It's common knowledge that Laura and I spent Christmas in Bolivia but here's a lesser known fact: Just as toilet water in China flushes opposite ours, Bolivians celebrate Christmas by carrying out the big to-do on Christmas eve. All the feasting, presents, dancing and family awkwardness is held the night before the big day. It really throws off the inner-holiday clock of a person used to gearing up for the 25th. It also makes me wonder if and how Santa factors in and if he doesn't, what the hell!?

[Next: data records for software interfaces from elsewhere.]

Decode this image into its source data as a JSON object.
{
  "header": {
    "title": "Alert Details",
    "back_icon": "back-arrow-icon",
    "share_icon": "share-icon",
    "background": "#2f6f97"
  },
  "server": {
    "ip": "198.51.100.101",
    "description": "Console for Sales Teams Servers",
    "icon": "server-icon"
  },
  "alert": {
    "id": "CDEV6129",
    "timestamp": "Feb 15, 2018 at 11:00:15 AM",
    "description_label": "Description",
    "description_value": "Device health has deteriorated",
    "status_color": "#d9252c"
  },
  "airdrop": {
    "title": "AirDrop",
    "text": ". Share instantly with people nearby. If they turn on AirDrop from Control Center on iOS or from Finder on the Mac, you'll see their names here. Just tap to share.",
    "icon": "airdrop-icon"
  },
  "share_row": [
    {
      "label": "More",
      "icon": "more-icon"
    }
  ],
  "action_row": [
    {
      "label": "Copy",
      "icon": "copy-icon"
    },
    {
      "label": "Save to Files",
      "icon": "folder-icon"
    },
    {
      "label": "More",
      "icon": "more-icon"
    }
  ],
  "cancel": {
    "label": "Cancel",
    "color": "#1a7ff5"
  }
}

Anyhoo, Laura and I spent Christmas Eve Day at the Guarderia with the kids you all so generously helped raise money for! I've been wanting to make baked apples for someone since last Christmas and conveniently there was a building full of 30 filthy children just waiting to have their minds blown with a cinnamon-sugar-apple combo. And they were already ridiculously sticky, for some reason, that day so I didn't feel that bad about the aftermath of the baked apples and their caramelized sugar syrup...whoopsies. They were unsure about how they felt about the treat but in the end decided as a group that they were in favor of the apples but still preferred strazaight sugar
Laura and I were invited to the family dinner along with a creepy German who came out of no where. We gorged ourselves on the traditional holiday meal, Picana, which is a soup with whole potatoes, whole chicken legs, whole steaks, and whole corn on the cobs. In my opinion the recipe is one of the worlds best soup ideas and I might even go as far to say it is a Christmas miracle...
In hindsight it was a really nice Christmas but also sent Laura and I spiraling down a funnel of homesickness and restlessness. We left Sucre shortly after Christmas, instead of staying through New Years, due to this emotional warping, contrary to what all our Bolivian friends were asking. The day we left, nay, the hour we left, the BIGGEST STORM rolled in! It was CRA...........ZAY! Sucre is so high up that you feel like a tiny molecule in the midst of a hurricane in a storm there. But this one was extra spectacular! Lightning, that seemed larger than life and three feet from our faces, cracked the whole sky and shook windows and roofs! A sheet of rain that looked solid as a curtain was moving across the hillsides towards us as the owner of our house was ushering us out onto the street to call a cab before the downpour hit and the streets flooded. We mad it just in time into the backseat of a cab with a driver who was 100% sure it wasn't going to rain. 3 minutes later the streets had turned to rivers, the staircases to waterfalls and we had pretty solid "We told you so's" going. Anyhoo, made it to the bus safe and sound. Please see the "Cool Infrastructure Evo" entry for details on our bus ride from Sucre to Cochabamba.